This presentation at the Leopold Museum is the first to showcase a compilation of select works from the generous donation, comprising some 350 artworks, gifted by the former gallery owner, publisher and art collector Helmut Klewan who, over five decades, compiled a comprehensive collection of writers’ portraits created using various media but primarily as works on paper.
As Klewan put it, a portrait of an author created by an artist is “doubly fortunate; you kill two birds with one stone”. It is precisely this double legibility of writers’ portraits that the exhibition focuses on. Much like in a flip-flop image, the artworks oscillate between the poles of portraitist and portrayed. When Salvador Dalí captured the creator of the immortal Don Quixote on paper, is it him or Miguel de Cervantes who takes center stage? Does Alfred Kubin’s depiction of Adalbert Stifter say more about the writer or the artist himself? The exhibition exposes surprising interconnections between literature and the fine arts, playfully weaves a tight net between centuries, continents and art disciplines, and brings kindred thinkers and artist circles back to life.

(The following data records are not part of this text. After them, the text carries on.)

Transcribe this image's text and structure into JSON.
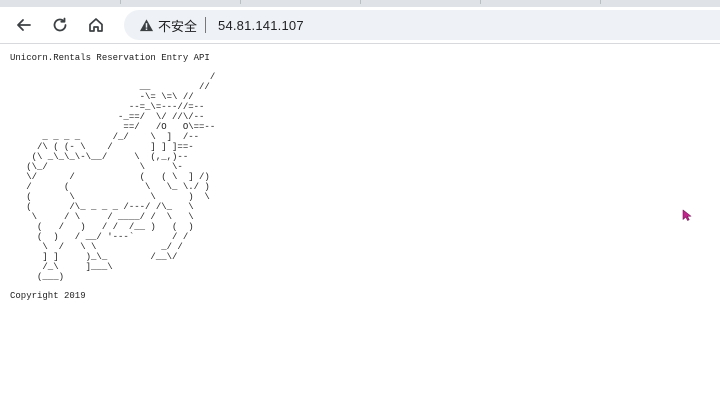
{
  "browser": {
    "tabs": [
      "",
      "",
      "",
      "",
      ""
    ],
    "nav": {
      "back_icon": "arrow-left-icon",
      "reload_icon": "reload-icon",
      "home_icon": "home-icon"
    },
    "omnibox": {
      "security_icon": "warning-triangle-icon",
      "security_label": "不安全",
      "url": "54.81.141.107"
    }
  },
  "page": {
    "heading": "Unicorn.Rentals Reservation Entry API",
    "ascii_art": "                                     /\n                        __         //\n                        -\\= \\=\\ //\n                      --=_\\=---//=--\n                    -_==/  \\/ //\\/--\n                     ==/   /O   O\\==--\n      _ _ _ _      /_/    \\  ]  /--\n     /\\ ( (- \\    /       ] ] ]==-\n    (\\ _\\_\\_\\-\\__/     \\  (,_,)--\n   (\\_/                 \\     \\-\n   \\/      /            (   ( \\  ] /)\n   /      (              \\   \\_ \\./ )\n   (       \\              \\      )  \\\n   (       /\\_ _ _ _ /---/ /\\_   \\\n    \\     / \\     / ____/ /  \\   \\\n     (   /   )   / /  /__ )   (  )\n     (  )   / __/ '---`       / /\n      \\  /   \\ \\            _/ /\n      ] ]     )_\\_        /__\\/\n      /_\\     ]___\\\n     (___)",
    "footer": "Copyright 2019"
  },
  "colors": {
    "tab_strip": "#dfe3e8",
    "omnibox_bg": "#eef1f5",
    "cursor": "#c0248c"
  }
}
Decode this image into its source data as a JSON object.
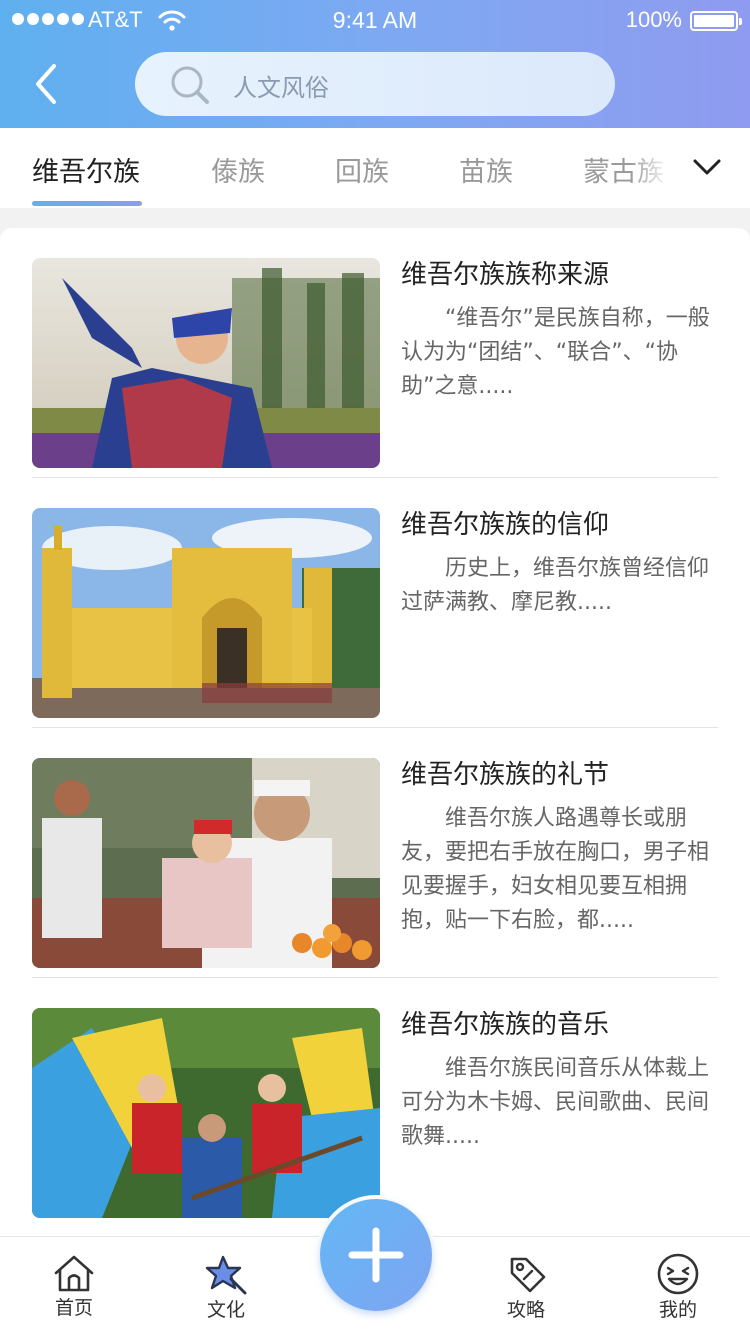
{
  "status_bar": {
    "carrier": "AT&T",
    "time": "9:41 AM",
    "battery": "100%"
  },
  "header": {
    "search_placeholder": "人文风俗"
  },
  "tabs": [
    {
      "label": "维吾尔族",
      "active": true
    },
    {
      "label": "傣族",
      "active": false
    },
    {
      "label": "回族",
      "active": false
    },
    {
      "label": "苗族",
      "active": false
    },
    {
      "label": "蒙古族",
      "active": false
    }
  ],
  "articles": [
    {
      "title": "维吾尔族族称来源",
      "desc": "“维吾尔”是民族自称，一般认为为“团结”、“联合”、“协助”之意.....",
      "image": "woman-in-traditional-dress"
    },
    {
      "title": "维吾尔族族的信仰",
      "desc": "历史上，维吾尔族曾经信仰过萨满教、摩尼教.....",
      "image": "yellow-mosque"
    },
    {
      "title": "维吾尔族族的礼节",
      "desc": "维吾尔族人路遇尊长或朋友，要把右手放在胸口，男子相见要握手，妇女相见要互相拥抱，贴一下右脸，都.....",
      "image": "family-portrait"
    },
    {
      "title": "维吾尔族族的音乐",
      "desc": "维吾尔族民间音乐从体裁上可分为木卡姆、民间歌曲、民间歌舞.....",
      "image": "dancers-and-musician"
    }
  ],
  "bottom_nav": [
    {
      "label": "首页",
      "icon": "home-icon"
    },
    {
      "label": "文化",
      "icon": "star-wand-icon"
    },
    {
      "label": "",
      "icon": "plus-icon"
    },
    {
      "label": "攻略",
      "icon": "tag-icon"
    },
    {
      "label": "我的",
      "icon": "smiley-icon"
    }
  ],
  "colors": {
    "header_start": "#5fb0f0",
    "header_end": "#8f9bf0",
    "tab_active": "#222222",
    "tab_inactive": "#9a9a9a"
  }
}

Artists including Max Beckmann, Lovis Corinth, George Grosz, Oskar Kokoschka, Isolde Ohlbaum, Emil Orlik, Pablo Picasso, Auguste Rodin and Félix Vallotton exploited the riches of literary history, capturing close friends or literary heroes on paper or canvas. Despite the exhibition’s tongue-in-cheek exuberance, it nevertheless conveys a moral undertone which, as a serious commentary on our times, should not be ignored.